Posted April 30th, 2019, 10:30 AM IST

Our cricketers need a break

South African pace sensation Dale Steyn and upcoming West Indian rookie seamer Alzari Joseph have already been ruled out of the ongoing IPL season due to injuries that they sustained while playing for Royal Challengers Bangalore and Mumbai Indians respectively.

Meanwhile, 2019 World Cup bound Indian stars Rohit Sharma, M.S. Dhoni and Ravindra Jadeja have also had to sit in their team dugouts and watch their teammates play sans them at various points of time during IPL 2019 due to the same reason.

With the 2019 World Cup a little more than a month away, can Team India afford to have their “trump cards” laid low with injuries? Is it the lure of the lucre or some much wanted “match practice” before the ICC showpiece event that forces cricketers to play endlessly in this BCCI annual gig?

Sports medicine expert Dr. Sharat Kumar, who has served as a consultant for rugby and football leagues in UK, tournament physician for British Master Judo and as sports doctor during the 2002 Manchester Commonwealth Games, says, “The fierce nature of competitive sports puts tremendous physical and psychological pressure on the players, particularly in cricket.
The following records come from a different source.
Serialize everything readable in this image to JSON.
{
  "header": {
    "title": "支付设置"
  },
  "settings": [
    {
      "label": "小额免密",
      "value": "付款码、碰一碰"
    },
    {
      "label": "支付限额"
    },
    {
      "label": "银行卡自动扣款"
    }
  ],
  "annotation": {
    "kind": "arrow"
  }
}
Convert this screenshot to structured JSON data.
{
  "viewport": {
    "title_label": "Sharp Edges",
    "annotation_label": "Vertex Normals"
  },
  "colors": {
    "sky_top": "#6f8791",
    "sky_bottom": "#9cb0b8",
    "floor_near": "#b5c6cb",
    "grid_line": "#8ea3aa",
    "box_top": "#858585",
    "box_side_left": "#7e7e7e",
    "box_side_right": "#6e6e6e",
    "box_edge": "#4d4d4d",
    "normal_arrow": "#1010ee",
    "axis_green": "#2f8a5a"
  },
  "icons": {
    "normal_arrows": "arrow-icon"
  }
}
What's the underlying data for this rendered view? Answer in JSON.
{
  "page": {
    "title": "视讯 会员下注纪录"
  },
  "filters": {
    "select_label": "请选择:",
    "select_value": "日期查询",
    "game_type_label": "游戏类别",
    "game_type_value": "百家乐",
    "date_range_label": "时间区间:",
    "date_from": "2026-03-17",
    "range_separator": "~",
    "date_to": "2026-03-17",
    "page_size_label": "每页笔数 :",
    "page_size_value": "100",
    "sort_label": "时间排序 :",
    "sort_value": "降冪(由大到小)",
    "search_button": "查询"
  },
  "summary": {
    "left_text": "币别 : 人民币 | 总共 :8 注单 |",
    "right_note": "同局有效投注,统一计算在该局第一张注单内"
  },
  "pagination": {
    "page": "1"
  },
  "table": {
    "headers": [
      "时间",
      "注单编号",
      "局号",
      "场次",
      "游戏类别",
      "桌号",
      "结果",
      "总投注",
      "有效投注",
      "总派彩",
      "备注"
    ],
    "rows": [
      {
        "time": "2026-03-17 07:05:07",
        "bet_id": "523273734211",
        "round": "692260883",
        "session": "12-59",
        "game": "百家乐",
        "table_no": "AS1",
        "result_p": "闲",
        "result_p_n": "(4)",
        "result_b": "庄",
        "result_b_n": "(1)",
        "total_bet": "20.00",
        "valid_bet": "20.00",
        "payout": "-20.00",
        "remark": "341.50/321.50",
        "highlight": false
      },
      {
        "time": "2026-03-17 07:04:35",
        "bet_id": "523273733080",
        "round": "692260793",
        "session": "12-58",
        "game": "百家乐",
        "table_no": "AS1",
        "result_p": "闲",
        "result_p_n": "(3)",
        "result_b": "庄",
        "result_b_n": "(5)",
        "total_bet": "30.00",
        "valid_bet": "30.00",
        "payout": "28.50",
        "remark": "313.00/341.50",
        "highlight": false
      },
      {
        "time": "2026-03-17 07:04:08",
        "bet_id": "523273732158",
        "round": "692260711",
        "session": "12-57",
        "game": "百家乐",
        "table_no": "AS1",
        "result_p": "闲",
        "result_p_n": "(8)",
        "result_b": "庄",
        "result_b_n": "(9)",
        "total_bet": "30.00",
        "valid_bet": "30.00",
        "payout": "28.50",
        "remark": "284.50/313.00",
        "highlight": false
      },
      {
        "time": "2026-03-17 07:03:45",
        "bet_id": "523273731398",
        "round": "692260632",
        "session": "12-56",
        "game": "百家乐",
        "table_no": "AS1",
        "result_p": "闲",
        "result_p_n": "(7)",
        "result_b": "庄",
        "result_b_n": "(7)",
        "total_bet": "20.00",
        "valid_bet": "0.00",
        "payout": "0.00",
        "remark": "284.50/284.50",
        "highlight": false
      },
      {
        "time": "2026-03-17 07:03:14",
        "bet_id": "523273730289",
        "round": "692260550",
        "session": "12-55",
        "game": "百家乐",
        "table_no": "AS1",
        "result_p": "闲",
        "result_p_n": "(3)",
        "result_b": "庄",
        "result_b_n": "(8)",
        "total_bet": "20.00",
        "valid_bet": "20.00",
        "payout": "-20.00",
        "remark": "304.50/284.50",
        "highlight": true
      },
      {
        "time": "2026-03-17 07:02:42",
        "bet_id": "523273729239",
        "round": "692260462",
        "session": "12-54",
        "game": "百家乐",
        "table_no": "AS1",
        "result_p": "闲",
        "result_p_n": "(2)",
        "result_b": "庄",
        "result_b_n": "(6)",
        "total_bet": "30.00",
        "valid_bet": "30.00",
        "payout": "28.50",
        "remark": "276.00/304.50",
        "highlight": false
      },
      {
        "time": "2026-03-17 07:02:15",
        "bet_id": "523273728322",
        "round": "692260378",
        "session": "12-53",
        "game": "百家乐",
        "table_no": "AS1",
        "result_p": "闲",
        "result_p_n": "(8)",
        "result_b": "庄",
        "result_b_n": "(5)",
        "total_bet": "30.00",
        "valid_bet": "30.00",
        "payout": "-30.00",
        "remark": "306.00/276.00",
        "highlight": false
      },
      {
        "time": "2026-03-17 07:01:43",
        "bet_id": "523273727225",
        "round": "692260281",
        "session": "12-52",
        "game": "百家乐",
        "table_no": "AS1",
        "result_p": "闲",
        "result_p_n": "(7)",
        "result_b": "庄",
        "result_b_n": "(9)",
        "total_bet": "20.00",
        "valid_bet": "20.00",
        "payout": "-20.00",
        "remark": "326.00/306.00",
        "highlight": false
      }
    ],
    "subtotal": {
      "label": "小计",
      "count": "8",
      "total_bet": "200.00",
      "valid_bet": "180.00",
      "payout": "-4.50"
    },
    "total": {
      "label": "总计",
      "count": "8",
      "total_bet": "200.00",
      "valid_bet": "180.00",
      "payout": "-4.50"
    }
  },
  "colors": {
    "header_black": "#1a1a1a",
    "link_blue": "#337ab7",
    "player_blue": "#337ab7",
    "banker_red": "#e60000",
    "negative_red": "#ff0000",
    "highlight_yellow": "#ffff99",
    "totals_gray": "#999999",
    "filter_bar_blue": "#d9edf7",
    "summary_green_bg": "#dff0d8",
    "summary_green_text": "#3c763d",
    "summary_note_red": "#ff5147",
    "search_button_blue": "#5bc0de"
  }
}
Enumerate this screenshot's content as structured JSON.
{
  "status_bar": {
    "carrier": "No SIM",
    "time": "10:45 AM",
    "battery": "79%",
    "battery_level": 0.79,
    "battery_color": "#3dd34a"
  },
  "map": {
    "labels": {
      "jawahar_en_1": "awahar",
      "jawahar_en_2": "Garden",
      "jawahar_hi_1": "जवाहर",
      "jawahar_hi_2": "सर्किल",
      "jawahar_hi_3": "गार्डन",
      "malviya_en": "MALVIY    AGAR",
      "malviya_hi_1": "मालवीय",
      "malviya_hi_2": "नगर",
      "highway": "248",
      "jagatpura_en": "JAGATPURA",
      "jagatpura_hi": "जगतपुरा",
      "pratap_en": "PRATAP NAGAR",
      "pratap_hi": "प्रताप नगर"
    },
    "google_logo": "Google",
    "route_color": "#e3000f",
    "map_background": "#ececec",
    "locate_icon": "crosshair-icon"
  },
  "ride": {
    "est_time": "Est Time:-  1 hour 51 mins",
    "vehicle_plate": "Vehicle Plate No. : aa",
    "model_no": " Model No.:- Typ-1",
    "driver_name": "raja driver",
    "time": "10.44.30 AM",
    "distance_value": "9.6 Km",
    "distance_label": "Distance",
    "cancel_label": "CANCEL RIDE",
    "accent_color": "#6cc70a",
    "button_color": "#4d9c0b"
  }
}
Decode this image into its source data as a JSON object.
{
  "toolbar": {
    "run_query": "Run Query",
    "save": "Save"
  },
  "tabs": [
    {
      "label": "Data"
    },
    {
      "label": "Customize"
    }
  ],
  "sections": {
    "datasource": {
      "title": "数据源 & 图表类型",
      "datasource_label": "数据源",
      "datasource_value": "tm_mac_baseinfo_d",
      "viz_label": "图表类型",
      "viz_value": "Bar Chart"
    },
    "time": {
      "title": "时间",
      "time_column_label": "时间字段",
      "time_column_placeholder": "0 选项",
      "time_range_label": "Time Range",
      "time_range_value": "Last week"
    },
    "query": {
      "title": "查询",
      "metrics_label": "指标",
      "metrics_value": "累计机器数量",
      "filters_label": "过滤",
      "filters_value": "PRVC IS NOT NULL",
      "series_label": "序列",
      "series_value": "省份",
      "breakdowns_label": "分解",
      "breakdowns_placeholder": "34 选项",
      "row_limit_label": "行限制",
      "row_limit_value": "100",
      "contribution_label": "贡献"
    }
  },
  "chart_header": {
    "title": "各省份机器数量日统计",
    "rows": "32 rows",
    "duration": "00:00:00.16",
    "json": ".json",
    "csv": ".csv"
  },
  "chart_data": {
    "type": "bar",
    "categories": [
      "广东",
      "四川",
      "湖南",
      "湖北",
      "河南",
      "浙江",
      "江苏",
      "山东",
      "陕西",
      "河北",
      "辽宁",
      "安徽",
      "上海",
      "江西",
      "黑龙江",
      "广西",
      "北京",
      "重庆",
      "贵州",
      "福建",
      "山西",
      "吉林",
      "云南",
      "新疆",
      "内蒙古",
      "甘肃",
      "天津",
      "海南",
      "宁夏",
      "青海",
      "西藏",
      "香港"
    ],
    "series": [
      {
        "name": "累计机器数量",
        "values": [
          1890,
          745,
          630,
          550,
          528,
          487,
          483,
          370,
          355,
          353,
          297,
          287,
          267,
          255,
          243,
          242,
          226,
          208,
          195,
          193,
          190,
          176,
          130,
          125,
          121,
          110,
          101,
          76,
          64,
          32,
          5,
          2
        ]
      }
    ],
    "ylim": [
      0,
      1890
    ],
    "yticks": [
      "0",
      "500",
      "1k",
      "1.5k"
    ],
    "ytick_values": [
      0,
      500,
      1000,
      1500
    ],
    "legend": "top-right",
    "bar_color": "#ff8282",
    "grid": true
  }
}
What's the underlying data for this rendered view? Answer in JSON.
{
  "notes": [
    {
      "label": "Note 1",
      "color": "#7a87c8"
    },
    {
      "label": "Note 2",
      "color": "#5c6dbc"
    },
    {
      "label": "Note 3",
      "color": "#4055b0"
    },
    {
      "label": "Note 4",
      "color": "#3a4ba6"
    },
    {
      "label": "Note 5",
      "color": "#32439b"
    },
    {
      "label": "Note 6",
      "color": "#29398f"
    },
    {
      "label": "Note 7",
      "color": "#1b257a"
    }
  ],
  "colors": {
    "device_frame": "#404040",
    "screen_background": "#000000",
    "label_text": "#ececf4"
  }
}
In the 20-20 format, speed and power are crucial, leading to a significant increase in acute and chronic injuries. The pressure to perform often forces players to ignore warning signs coupled with the lack of time for complete recovery as the games are held too quickly in succession. Overtraining and aiming for a sixer every ball could also have the potential to clean bowl a player’s fitness.”

He adds, “Meticulous planning is of utmost importance to keep a player in optimal condition for peak performance. Factors like sleep, hydration, nutritional content and timing of intake are paramount. Heat cramps and heat strokes in hot weather can occur as players may not have enough time to adapt to new climactic conditions. It may thus be prudent to give a mandatory resting period between two games to allow sufficient time for recovery or limit a player to a reasonable number of games to minimise injury and illness."

Dr. S. Bakhtiar Choudhary, a sports medicine expert from Hyderabad, who has served players across many sporting disciplines agrees and says, “Apart from nutrition, water and massages, sleep plays an important role in physical, hormonal and neural recovery for elite players. Having served as a sports medicine doctor, I have observed that late nights are common, with hectic travel schedules thrown in. During breaks between matches, players shoot for advertisements and meet people. Naturally, if a player is not disciplined and pays little or no attention to sleep and recovery, they are likely to fall ill. Sometimes top players like the skipper have additional stress to make things worse.” Dr Choudhary adds that important hormones such as melatonin, serotonin, encephalin, and cortisol get disturbed, compromising the players’ immunity in the long run.